*DIRECTIONS FOR THIS TASK:*
Return, from the listing that follows, each line containing the word "shutterstock".
----- RECORDS
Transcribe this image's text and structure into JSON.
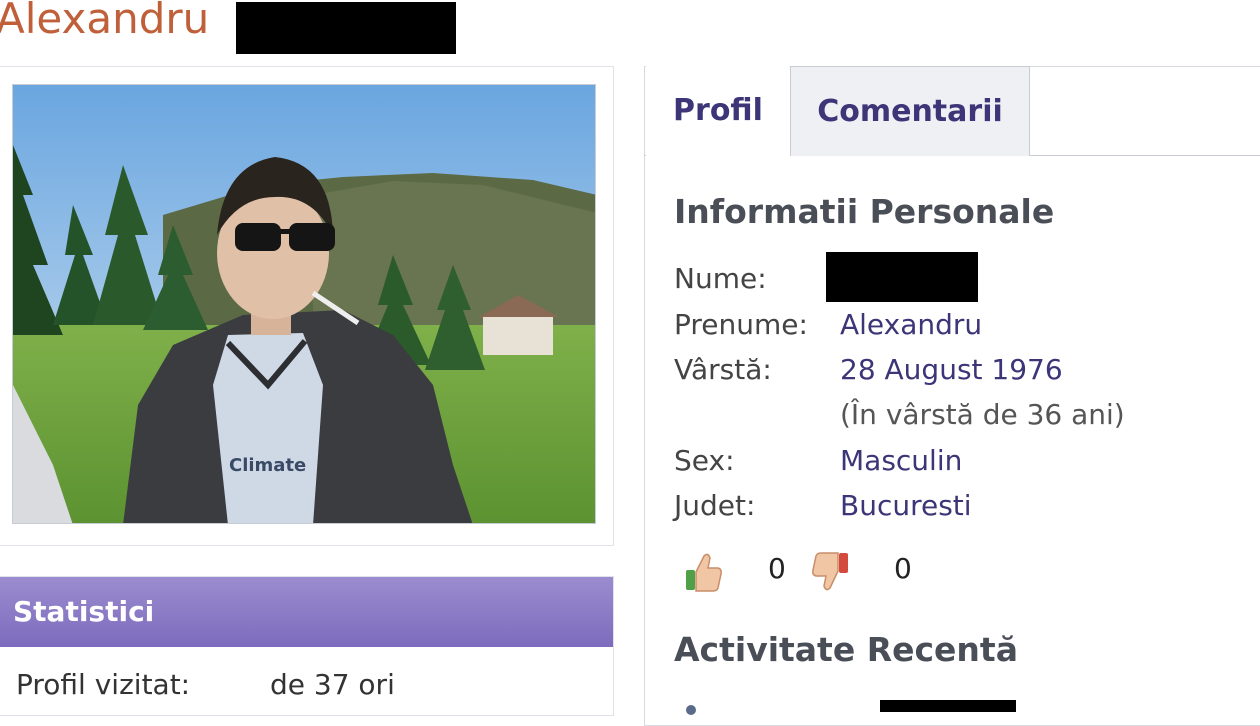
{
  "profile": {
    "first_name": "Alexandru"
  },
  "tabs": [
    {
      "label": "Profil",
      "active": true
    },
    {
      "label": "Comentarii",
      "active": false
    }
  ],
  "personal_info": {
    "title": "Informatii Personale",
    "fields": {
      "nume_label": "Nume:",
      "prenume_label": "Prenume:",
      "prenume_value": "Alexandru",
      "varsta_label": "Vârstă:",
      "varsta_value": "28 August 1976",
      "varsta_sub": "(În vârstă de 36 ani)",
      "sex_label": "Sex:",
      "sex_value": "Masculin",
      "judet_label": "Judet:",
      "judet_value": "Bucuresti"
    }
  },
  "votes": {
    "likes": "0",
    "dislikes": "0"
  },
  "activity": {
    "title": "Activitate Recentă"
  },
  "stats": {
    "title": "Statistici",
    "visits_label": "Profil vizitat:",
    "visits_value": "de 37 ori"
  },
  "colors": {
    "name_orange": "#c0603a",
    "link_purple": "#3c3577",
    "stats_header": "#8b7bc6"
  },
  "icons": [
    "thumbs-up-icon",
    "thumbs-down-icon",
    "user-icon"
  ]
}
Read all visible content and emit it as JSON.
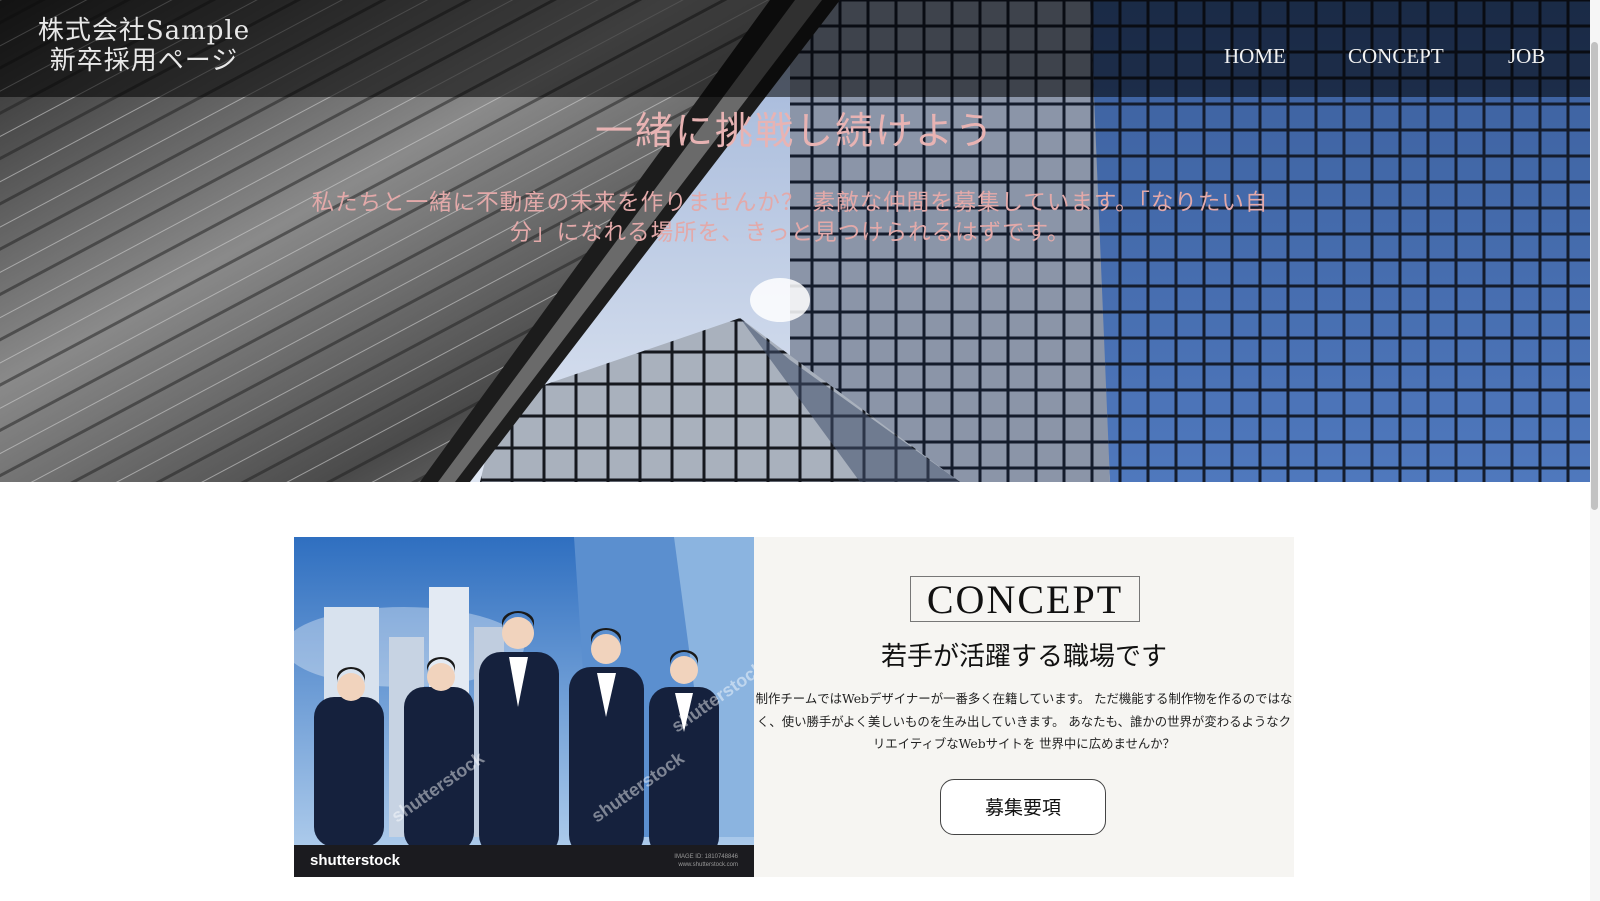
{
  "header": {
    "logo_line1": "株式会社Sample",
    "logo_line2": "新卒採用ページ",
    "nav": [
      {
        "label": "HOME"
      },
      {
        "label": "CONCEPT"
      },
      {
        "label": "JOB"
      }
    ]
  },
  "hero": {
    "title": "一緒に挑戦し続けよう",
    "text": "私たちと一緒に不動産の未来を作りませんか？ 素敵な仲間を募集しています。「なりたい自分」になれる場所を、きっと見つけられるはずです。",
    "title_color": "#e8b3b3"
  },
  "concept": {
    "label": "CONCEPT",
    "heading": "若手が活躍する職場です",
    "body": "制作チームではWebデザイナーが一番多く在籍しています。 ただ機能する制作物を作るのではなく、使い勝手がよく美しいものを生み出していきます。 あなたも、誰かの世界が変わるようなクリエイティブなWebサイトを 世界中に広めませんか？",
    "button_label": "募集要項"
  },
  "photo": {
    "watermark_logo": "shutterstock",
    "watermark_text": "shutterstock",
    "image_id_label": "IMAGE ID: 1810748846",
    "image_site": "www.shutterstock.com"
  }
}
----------
*SOLUTION:*
    "watermark_logo": "shutterstock",
    "watermark_text": "shutterstock",
    "image_site": "www.shutterstock.com"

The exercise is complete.